If we were to say "sweeping compound" to a modern-day student, it would be as meaningless to him as "floppy disc" would have been to us, but this mixture of oil and sawdust was necessary for cleaning the old pine floors in early schoolhouses. The one-room teacher, who was also the fire-builder, stoker and janitor, would scatter the compound over the floor and then sweep it out along with the dust it gathered up along the way.
The old 2-hole privies with their Sears and Montgomery Ward catalogs were just the same when I went to school as they were when I taught, except that by my teaching years, real toilet paper had replaced the catalogs.

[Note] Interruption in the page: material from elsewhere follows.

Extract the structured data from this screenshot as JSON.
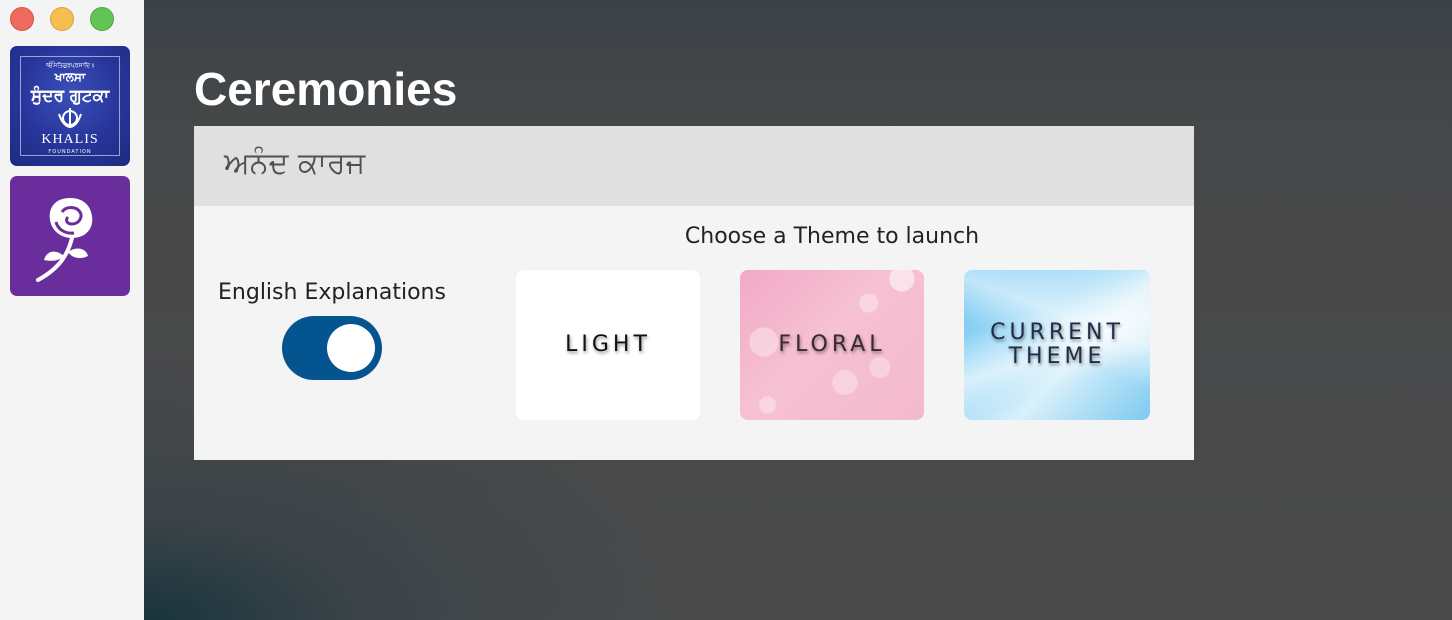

Three treasures of my father's school days have survived until now: his slate and two copies of McGuffey's Fifth Reader. My own school days began with a Winston Primer, a lead pencil and a Big Chief writing tablet. I don't think anyone below the fourth grade was allowed to own ink bottles and pens that had to be dipped in ink. Needless to say, blotters were a very necessary part of our equipment.

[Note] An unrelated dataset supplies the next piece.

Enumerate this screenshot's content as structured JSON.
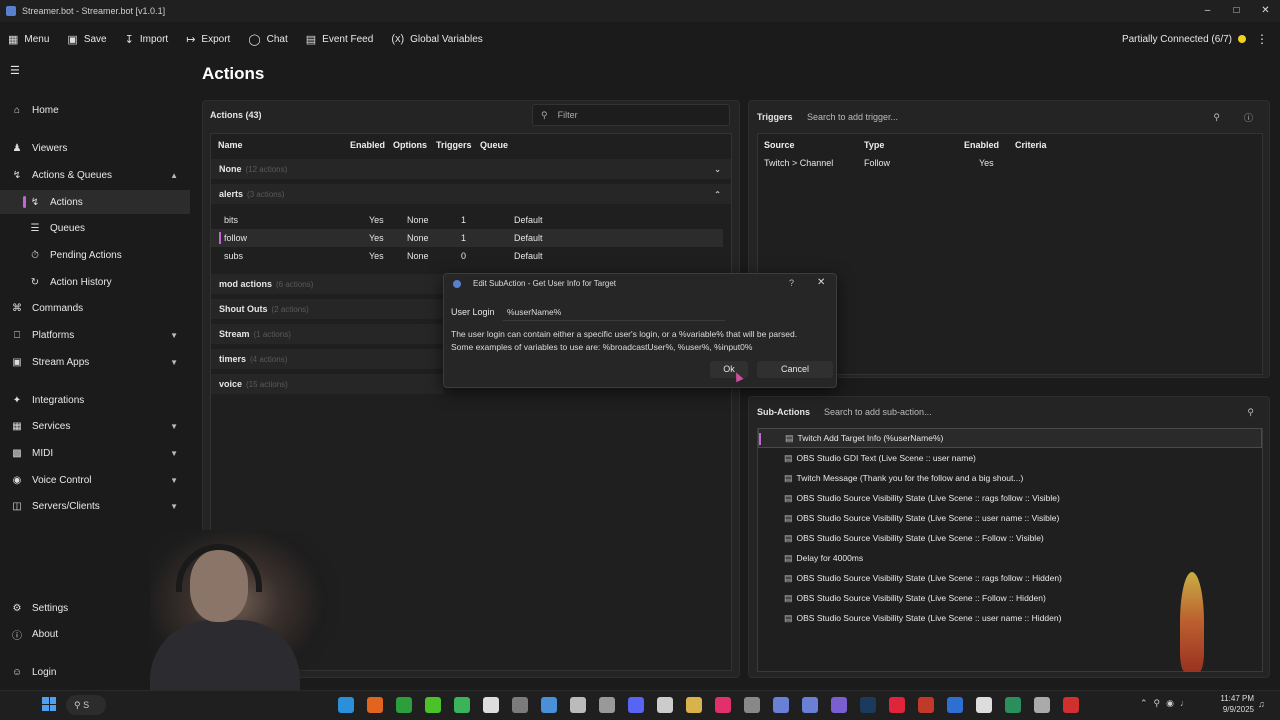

Back in 1955 a call went out from the editors of the then Capper’s Weekly asking for readers to send in articles on true pioneers. Hundreds of letters came pouring in from early settlers and their children, many now in their 80s and 90s, and from grandchildren of settlers, all with tales to tell. So many articles were received that a decision was made to create a book, and in 1956, the first My Folks title – My Folks Came in a Covered Wagon – hit the shelves. Nine other books have since been published in the My Folks series, all filled to the brim with true tales from Capper’s readers, and we are proud to make those stories available to our growing online community.